Working on a high energy rap session is fun, but to record and mix out the vocals can sometimes be a little tricky.
So, I hear you asking, how do we get our rap vocals sounding right every time?
Have no fear we have three great tips to get you started. We'll be looking at how to sweeten and control aggressive rap vocals right from the record to the mix stages. Included in this blog is a handy video at the end
#Tip ONE - The microphone
While condenser microphones are usually the go to for a vocal session, for rap vocals try a dynamic microphone. Condenser microphones definitely capture the small nuances and details of a performance, and are really sensitive; but when dealing with aggressive rap vocals, a dynamic microphone is a good choice as it mellows the harshness in the vocals typically found in rap, rock punk and metal genres, and handles the consistent dynamic pounding (the sensitive condenser microphones don’t like) without distorting.
Using a dynamic microphone on the main vocals will result in a nice smooth and more controlled result. This will give you more options in the mix stage to add in that extra saturation or effect if necessary!
Another really cool technique when recording is to use both a condenser and dynamic microphone for the vocal session. But, hey, that’s for another blog!.
#Tip TWO - The Compressor
Compressors are used to manage the dynamic range of a signal. There are many different types, and not all compressors provide the same results.
I suggest that you look at the online Quick Dial Compression Series which is all about compressors at www.rapponline.net for more detailed explanation on how these devices work and how you can use them in your sessions to get great results!
Back to it!
A quick tip: You’re looking for a compressor that will allow you a really fast attack time to quickly deal with transients and avoid that ‘pumping’ effect. A compressor that will tame dynamics without being evident compression is taking pace. We call that being transparent.
Be careful not to squash the life out of your vocals. If you find the vocals lack presence, then rather increase the attack time to allow some of that transient material to go through; and this will bring back a bit of edginess.
Use the compressor to control your dynamics first and then dial in the extra sonic character you’re looking for!
#Tip THREE - Vocals
Main (lead) vocals
Rappers generally like their vocals dry and free of noticeable reverb; the reason for this is that reverb reduces intelligibility, which makes it difficult to understand what a rapper is saying when they're rapping quickly.

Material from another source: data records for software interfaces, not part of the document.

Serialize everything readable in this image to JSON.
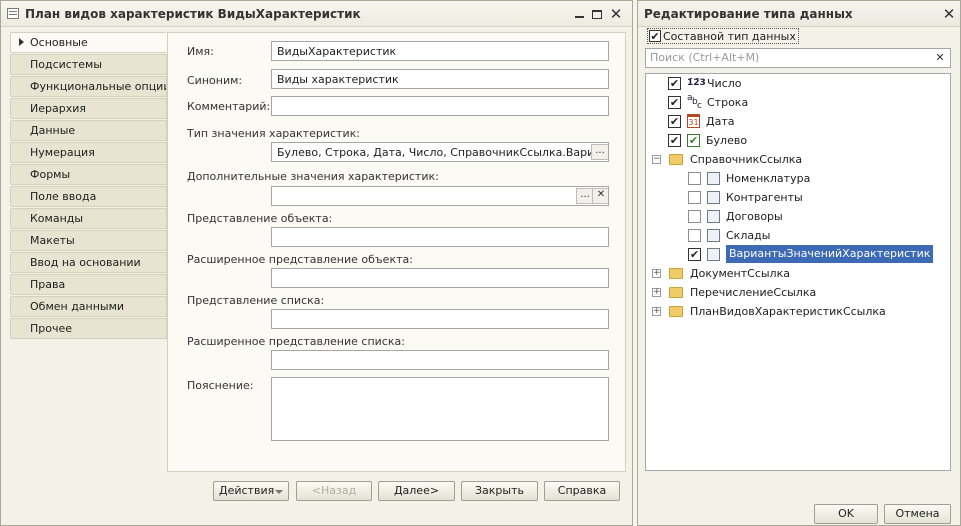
{
  "left_window": {
    "title": "План видов характеристик ВидыХарактеристик",
    "tabs": [
      "Основные",
      "Подсистемы",
      "Функциональные опции",
      "Иерархия",
      "Данные",
      "Нумерация",
      "Формы",
      "Поле ввода",
      "Команды",
      "Макеты",
      "Ввод на основании",
      "Права",
      "Обмен данными",
      "Прочее"
    ],
    "fields": {
      "name_label": "Имя:",
      "name_value": "ВидыХарактеристик",
      "synonym_label": "Синоним:",
      "synonym_value": "Виды характеристик",
      "comment_label": "Комментарий:",
      "comment_value": "",
      "value_type_label": "Тип значения характеристик:",
      "value_type_value": "Булево, Строка, Дата, Число, СправочникСсылка.ВариантыЗн",
      "additional_values_label": "Дополнительные значения характеристик:",
      "additional_values_value": "",
      "object_presentation_label": "Представление объекта:",
      "ext_object_presentation_label": "Расширенное представление объекта:",
      "list_presentation_label": "Представление списка:",
      "ext_list_presentation_label": "Расширенное представление списка:",
      "explanation_label": "Пояснение:"
    },
    "buttons": {
      "actions": "Действия",
      "back": "<Назад",
      "next": "Далее>",
      "close": "Закрыть",
      "help": "Справка"
    },
    "field_buttons": {
      "ellipsis": "...",
      "clear": "✕"
    }
  },
  "right_window": {
    "title": "Редактирование типа данных",
    "composite_label": "Составной тип данных",
    "composite_checked": true,
    "search_placeholder": "Поиск (Ctrl+Alt+M)",
    "tree": [
      {
        "label": "Число",
        "checked": true,
        "icon": "number-icon"
      },
      {
        "label": "Строка",
        "checked": true,
        "icon": "string-icon"
      },
      {
        "label": "Дата",
        "checked": true,
        "icon": "date-icon"
      },
      {
        "label": "Булево",
        "checked": true,
        "icon": "boolean-icon"
      },
      {
        "label": "СправочникСсылка",
        "expanded": true,
        "icon": "folder-icon"
      },
      {
        "label": "Номенклатура",
        "checked": false,
        "icon": "catalog-icon"
      },
      {
        "label": "Контрагенты",
        "checked": false,
        "icon": "catalog-icon"
      },
      {
        "label": "Договоры",
        "checked": false,
        "icon": "catalog-icon"
      },
      {
        "label": "Склады",
        "checked": false,
        "icon": "catalog-icon"
      },
      {
        "label": "ВариантыЗначенийХарактеристик",
        "checked": true,
        "selected": true,
        "icon": "catalog-icon"
      },
      {
        "label": "ДокументСсылка",
        "expanded": false,
        "icon": "folder-icon"
      },
      {
        "label": "ПеречислениеСсылка",
        "expanded": false,
        "icon": "folder-icon"
      },
      {
        "label": "ПланВидовХарактеристикСсылка",
        "expanded": false,
        "icon": "folder-icon"
      }
    ],
    "icon_text": {
      "number": "1̄2̄3",
      "string_a": "a",
      "string_b": "b",
      "string_c": "c",
      "date": "31"
    },
    "expander_collapsed": "+",
    "expander_expanded": "−",
    "buttons": {
      "ok": "OK",
      "cancel": "Отмена"
    }
  },
  "colors": {
    "selection": "#3d6ab4",
    "tab_bg": "#e7e5d1",
    "panel_bg": "#fbfaf4"
  }
}
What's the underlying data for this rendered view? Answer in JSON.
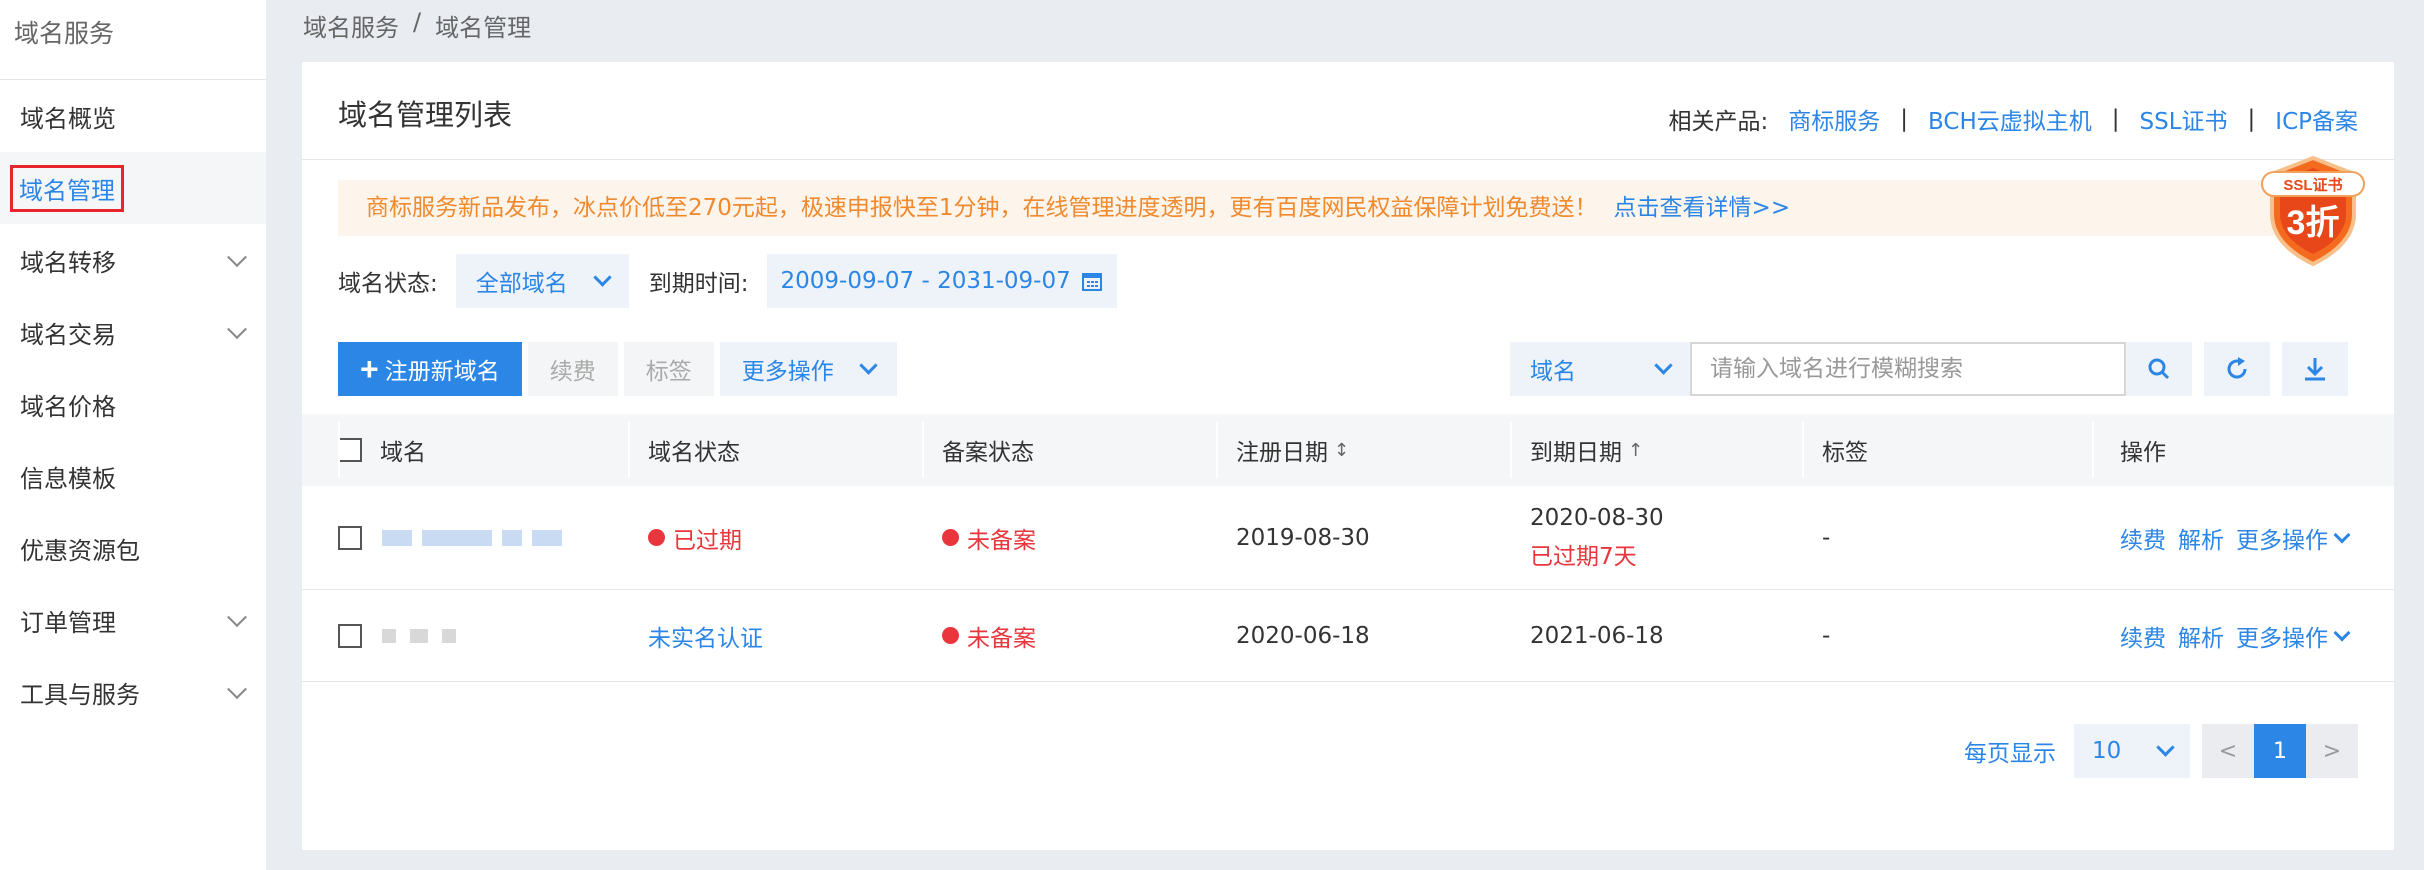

Look, sometimes it is necessary to have reverb on the rappers vocals, so have a look at using pre-delay to separate the reverb tail from the vocal to keep the vocals nice and present in the mix. See if you can use a pre-delay time that is in sync with your session tempo. This will make the reverb sound a bit more musical.
An old school vintage technique to keep sounds upfront and still give them space is slap back delay. It works really well on guitars, vocals and drums. Typical of slap back is a single echo (repeat), and very fast or short delay times usually between 40-120ms.
Slap back delay can be quite difficult to hear, especially when a short delay time is used, and the feedback signal is mixed at a low level. When you A/B (compare) the effect, on a solo part the difference is quite obvious, but in the context of a complete dense mix with lots of other parts, the delay result is often something you ‘feel ‘more than you hear.
Once you’ve set your slap back delay, you can get really creative by adding filters and modulation as well.
Your objective with main rap vocals is all about control. You want to highlight the edginess of the vocal and add depth, character and space, without losing the intelligibility and upfront focus.
Doubles and Ad-Libs
Doubles and ad-libs are scattered throughout most rap songs, and this is where you can be nice and creative with effects, as they don’t have to be clear and upfront. You can use delay, chorus, flanging, reverb and distortion.
Use the effects on the double vocals and ad libs to add contrast and interest to the various parts of the song.
You need to be thoughtful in how you approach the record and mix stages for a rap session, or you could land up with a bit of a nightmare to mix out.
The aim is to manage and control the energy and keep the energy of the performance , so to sum it all up:
1. Use a dynamic microphone (or a combo of condenser & dynamic-new blog on that coming soon).
2. Use a fast reacting compressor that has character (check out the Quick Dial Compression Series)
3. Keep lead vocals dry and upfront (or use the slap back delay technique). Apply different effects to the doubles and ad libs in the track to keep things fresh and interesting.